▶ Source data:
──────

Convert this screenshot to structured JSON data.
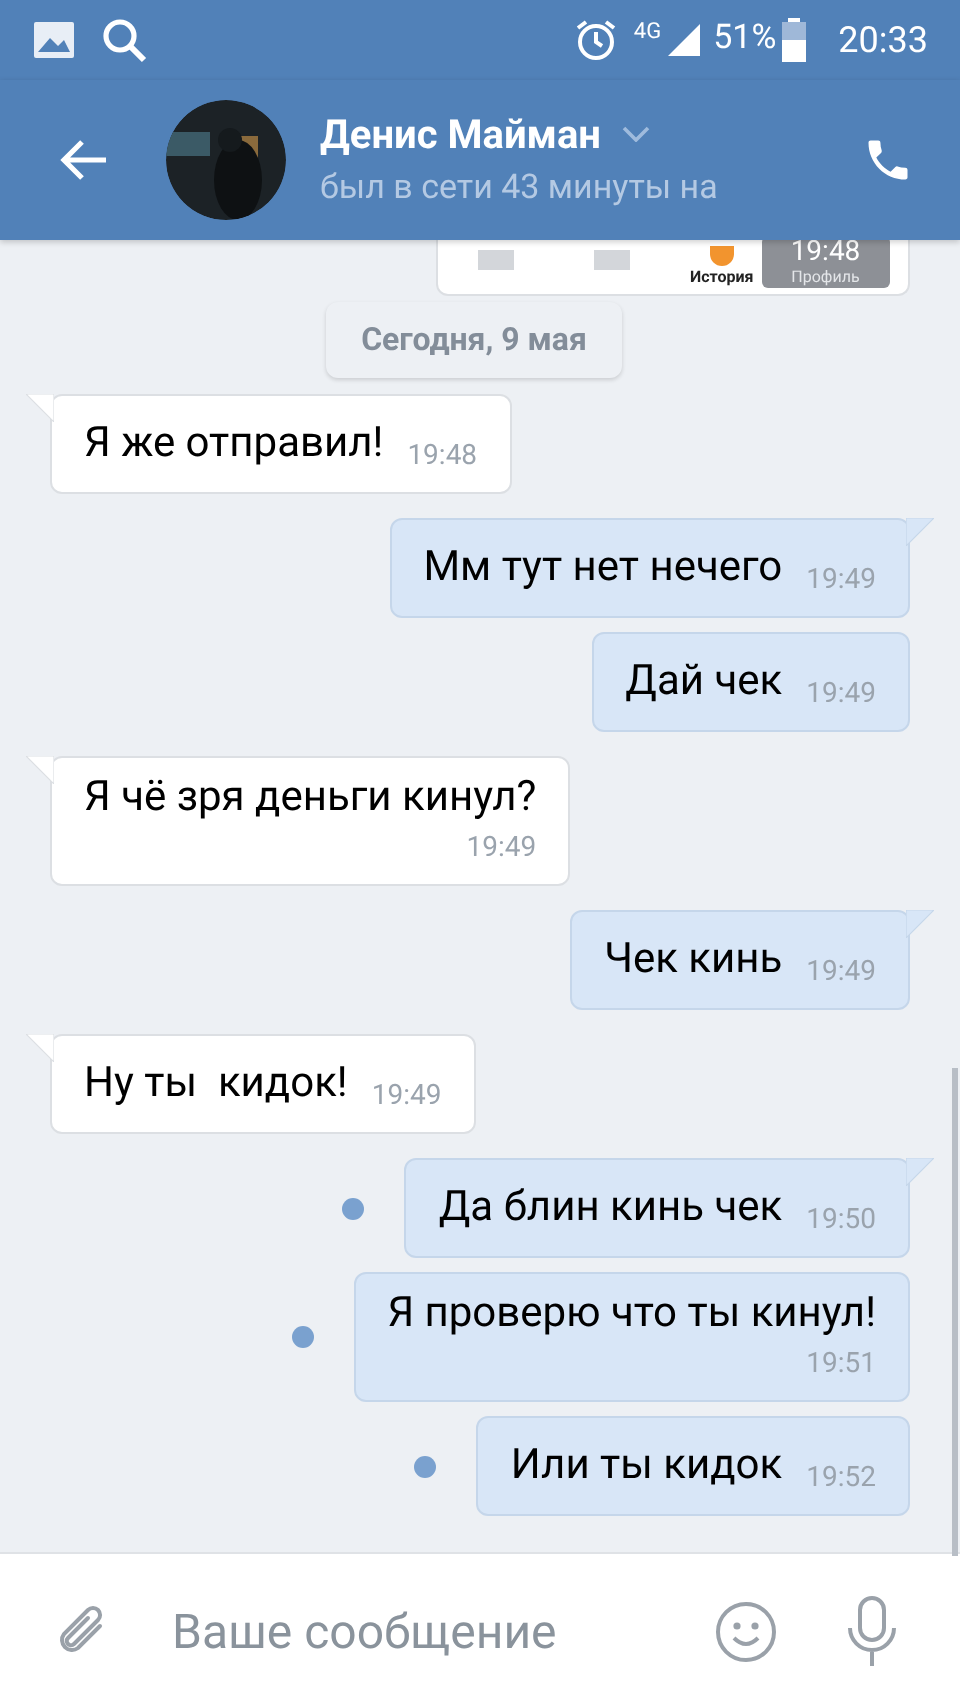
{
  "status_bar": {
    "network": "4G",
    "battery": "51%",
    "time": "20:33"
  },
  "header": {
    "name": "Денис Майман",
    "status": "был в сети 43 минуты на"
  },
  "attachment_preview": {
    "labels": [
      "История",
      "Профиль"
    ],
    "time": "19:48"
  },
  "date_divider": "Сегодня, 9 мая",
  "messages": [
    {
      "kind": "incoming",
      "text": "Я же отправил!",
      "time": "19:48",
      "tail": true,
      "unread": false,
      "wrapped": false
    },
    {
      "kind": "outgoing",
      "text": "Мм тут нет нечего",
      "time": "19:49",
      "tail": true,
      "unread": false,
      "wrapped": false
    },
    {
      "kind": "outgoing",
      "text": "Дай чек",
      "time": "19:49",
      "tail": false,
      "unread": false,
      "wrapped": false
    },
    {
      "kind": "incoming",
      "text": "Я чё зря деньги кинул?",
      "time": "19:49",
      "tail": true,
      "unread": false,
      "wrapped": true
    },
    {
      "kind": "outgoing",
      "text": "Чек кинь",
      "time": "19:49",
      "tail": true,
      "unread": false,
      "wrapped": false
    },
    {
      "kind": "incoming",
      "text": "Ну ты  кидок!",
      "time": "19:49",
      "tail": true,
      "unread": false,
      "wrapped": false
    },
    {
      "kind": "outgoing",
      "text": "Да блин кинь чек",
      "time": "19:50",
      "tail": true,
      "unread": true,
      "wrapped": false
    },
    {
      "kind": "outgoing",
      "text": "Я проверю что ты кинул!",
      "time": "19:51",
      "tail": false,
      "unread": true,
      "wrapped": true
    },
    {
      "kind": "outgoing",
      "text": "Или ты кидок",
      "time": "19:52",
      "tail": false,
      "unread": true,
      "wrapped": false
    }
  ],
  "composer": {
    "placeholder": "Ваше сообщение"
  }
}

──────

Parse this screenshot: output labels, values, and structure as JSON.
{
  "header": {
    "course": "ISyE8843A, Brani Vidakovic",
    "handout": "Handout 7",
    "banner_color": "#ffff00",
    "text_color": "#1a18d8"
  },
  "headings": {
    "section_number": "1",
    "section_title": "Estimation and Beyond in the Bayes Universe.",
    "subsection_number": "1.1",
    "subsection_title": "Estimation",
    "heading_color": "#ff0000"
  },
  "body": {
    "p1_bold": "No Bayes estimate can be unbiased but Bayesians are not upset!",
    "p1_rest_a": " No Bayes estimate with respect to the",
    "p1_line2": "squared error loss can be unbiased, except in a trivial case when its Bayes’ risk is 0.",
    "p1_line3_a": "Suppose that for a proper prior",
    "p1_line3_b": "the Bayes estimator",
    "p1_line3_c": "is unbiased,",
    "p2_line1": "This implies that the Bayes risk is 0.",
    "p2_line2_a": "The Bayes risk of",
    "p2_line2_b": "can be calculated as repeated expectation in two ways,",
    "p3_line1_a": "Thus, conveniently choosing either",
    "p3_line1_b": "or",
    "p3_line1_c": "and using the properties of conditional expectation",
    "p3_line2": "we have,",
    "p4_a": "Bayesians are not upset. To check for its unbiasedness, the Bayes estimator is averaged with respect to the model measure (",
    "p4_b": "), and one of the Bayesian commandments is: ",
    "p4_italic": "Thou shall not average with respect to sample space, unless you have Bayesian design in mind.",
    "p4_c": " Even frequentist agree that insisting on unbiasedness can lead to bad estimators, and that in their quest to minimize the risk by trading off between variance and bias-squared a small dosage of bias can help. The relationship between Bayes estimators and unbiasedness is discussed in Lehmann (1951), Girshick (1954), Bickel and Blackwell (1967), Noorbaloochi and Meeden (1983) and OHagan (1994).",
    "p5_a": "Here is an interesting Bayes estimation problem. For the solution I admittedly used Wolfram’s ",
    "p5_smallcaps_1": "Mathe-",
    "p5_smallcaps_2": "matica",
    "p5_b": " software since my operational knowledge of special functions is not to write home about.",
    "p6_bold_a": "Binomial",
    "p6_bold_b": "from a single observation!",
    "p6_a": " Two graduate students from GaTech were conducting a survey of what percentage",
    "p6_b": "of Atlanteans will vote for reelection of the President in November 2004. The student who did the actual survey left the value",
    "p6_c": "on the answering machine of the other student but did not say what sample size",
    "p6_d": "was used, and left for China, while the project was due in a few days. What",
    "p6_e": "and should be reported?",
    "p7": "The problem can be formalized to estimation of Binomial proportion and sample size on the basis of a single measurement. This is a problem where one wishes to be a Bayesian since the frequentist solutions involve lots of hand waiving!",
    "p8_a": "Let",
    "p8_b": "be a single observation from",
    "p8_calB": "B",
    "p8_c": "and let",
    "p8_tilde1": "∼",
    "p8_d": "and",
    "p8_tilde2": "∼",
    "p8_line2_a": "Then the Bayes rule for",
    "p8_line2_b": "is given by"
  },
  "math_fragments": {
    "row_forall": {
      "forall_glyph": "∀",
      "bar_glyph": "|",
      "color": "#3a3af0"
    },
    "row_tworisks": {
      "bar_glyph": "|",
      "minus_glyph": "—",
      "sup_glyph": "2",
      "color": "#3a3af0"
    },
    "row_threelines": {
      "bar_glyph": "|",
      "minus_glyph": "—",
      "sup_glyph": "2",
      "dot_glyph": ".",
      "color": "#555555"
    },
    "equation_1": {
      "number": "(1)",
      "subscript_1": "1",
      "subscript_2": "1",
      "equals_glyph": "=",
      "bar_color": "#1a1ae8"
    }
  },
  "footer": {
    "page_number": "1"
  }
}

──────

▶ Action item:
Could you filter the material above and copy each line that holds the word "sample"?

▶ Answer to this problem:
    "p4_italic": "Thou shall not average with respect to sample space, unless you have Bayesian design in mind.",
    "p6_c": "on the answering machine of the other student but did not say what sample size",
    "p7": "The problem can be formalized to estimation of Binomial proportion and sample size on the basis of a single measurement. This is a problem where one wishes to be a Bayesian since the frequentist solutions involve lots of hand waiving!",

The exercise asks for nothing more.